We had some visitors to the stores today; the son and grandson of Rev. Lionel Weeks who is one of my favourite collectors. He was a Baptist missionary in the Democratic Republic of Congo and particularly interested in local magic, or ju-ju as he called it.
A charm protecting you against lightning
We have 5 whole boxes of magic from him, including charms to protect you from lightning, to make people forget debts that are owed, and to help with fertility. We even have a pretty odd looking ‘witch stick’.
Remind your friends to pay you back!
This charm helps you with fertility
It’s certainly the weirdest wand I have ever seen.
What an odd witch stick...
As we stood there poking about, it dawned on me that we were in fact surrounded by magic from all over the world, and not all of it friendly. I knew that two aisles down to the left sat a small Congolese Nkisi with the power to run about at night and give you a nasty disease should you offend it.
A Congolese Nkisi
Rev. West’s son, Arthur, was standing right in front of a shelf where I’d recently stumbled across a Sierra Leonean staff covered in human jawbones and a few rows down was an Ecuadorian shrunken head, or Tsansta, which is so dangerous it was recently described as being akin to a hand-grenade in the wrong hands.
A Sierra Leonean staff
As Rev. West’s Grandson, Richard, inspected a large Congolese knife, all I could think of was the Tibetan T'un-rva ram’s horn that is filled with magical substances and can be hurled at an enemy with disastrous effect.

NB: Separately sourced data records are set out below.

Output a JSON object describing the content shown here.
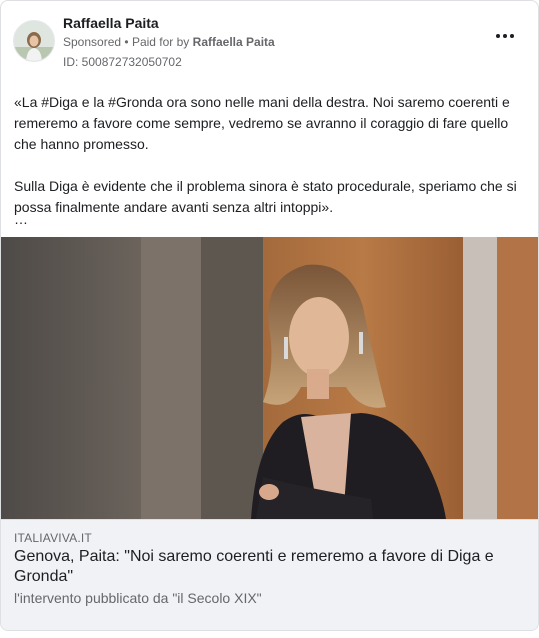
{
  "post": {
    "author": "Raffaella Paita",
    "sponsored_label": "Sponsored",
    "separator": "•",
    "paid_for_prefix": "Paid for by",
    "paid_for_name": "Raffaella Paita",
    "library_id": "ID: 500872732050702",
    "more_icon": "more-horizontal-icon",
    "text_paragraph_1": "«La #Diga e la #Gronda ora sono nelle mani della destra. Noi saremo coerenti e remeremo a favore come sempre, vedremo se avranno il coraggio di fare quello che hanno promesso.",
    "text_paragraph_2": "Sulla Diga è evidente che il problema sinora è stato procedurale, speriamo che si possa finalmente andare avanti senza altri intoppi».",
    "ellipsis": "…"
  },
  "link": {
    "domain": "ITALIAVIVA.IT",
    "title": "Genova, Paita: \"Noi saremo coerenti e remeremo a favore di Diga e Gronda\"",
    "description": "l'intervento pubblicato da \"il Secolo XIX\""
  },
  "colors": {
    "text": "#1c1e21",
    "secondary": "#65676b",
    "link_bg": "#f0f2f5",
    "border": "#dddfe2"
  }
}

A witch bottle
I began to freak out a little bit. But then I remembered that three aisles to the right, on the bottom shelf, in a small cardboard box and wrapped in many layers of acid free tissue paper, sat a tiny witch bottle. According to the label, its careful use can cause a witch with bad intentions to wee uncontrollably until she repents. It made me feel much, much better.
So magic comes in bad or good, and isn't that what Halloween is all about?